◆ **TASK INSTRUCTIONS**: What lines of the data below hold the string "Impress"? Copy each one.

◆ **EXTRACTED RECORDS**:
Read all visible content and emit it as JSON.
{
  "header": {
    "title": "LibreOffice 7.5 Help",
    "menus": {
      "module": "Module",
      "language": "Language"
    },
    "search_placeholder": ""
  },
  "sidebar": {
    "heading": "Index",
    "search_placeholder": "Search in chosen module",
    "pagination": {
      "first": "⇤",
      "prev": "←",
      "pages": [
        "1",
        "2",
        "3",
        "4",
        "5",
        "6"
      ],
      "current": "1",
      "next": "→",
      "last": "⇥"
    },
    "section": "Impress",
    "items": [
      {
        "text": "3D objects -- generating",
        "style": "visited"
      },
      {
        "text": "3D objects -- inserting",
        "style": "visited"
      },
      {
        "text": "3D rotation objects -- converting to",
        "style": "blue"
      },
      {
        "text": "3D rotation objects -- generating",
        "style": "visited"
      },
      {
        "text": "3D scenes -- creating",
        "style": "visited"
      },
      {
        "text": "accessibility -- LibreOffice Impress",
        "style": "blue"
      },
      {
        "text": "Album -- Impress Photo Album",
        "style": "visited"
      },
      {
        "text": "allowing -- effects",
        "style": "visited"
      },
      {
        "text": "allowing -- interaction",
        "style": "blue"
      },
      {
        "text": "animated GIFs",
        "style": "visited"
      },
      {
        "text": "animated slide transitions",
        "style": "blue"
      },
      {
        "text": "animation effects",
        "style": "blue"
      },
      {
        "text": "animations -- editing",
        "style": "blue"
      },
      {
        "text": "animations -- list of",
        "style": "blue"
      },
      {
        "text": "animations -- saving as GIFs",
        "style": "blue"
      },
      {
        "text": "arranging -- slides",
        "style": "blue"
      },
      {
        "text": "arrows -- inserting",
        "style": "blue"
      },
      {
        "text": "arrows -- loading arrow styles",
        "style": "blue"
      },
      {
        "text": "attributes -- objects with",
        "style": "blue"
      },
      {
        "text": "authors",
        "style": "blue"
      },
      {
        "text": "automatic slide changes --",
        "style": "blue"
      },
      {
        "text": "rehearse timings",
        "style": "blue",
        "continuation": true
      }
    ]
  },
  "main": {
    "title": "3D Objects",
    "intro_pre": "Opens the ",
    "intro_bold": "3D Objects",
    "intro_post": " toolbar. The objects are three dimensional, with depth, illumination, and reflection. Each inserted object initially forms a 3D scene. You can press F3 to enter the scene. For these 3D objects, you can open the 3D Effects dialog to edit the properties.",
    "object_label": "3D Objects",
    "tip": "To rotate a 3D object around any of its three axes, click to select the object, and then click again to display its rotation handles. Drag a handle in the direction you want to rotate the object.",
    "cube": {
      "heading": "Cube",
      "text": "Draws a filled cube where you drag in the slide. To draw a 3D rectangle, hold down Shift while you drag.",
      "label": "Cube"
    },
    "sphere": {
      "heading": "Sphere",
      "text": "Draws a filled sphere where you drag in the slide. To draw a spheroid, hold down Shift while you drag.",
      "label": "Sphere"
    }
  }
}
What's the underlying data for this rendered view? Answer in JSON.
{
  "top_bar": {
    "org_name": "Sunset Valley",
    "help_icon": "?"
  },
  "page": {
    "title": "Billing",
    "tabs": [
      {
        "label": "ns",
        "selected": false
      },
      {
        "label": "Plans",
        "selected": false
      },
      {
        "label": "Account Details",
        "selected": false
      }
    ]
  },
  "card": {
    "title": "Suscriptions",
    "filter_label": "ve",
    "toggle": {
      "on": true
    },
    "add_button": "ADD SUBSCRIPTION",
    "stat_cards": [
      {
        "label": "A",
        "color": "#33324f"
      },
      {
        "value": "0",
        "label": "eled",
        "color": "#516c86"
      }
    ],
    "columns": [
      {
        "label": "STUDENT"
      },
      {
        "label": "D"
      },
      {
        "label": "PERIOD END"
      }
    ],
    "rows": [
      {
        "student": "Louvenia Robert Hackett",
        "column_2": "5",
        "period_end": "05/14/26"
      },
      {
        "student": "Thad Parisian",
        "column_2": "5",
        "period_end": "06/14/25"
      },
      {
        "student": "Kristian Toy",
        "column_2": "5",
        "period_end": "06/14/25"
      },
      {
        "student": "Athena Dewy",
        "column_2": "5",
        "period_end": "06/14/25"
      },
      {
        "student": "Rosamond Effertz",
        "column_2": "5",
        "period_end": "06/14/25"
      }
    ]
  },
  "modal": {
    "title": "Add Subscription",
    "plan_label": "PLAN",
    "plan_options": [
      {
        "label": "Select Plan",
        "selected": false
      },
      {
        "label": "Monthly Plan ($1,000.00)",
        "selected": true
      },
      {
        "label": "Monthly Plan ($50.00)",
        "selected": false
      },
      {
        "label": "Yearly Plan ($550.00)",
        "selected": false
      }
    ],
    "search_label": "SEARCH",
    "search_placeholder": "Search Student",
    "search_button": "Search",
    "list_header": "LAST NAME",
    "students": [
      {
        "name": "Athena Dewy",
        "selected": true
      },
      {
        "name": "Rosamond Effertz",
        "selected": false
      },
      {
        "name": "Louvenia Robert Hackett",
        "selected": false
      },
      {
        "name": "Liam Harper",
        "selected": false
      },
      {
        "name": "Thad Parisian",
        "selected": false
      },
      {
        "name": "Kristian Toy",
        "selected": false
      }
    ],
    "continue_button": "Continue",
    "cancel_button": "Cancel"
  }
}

◆ **EXERCISE SOLUTION**:
    "section": "Impress",
        "text": "accessibility -- LibreOffice Impress",
        "text": "Album -- Impress Photo Album",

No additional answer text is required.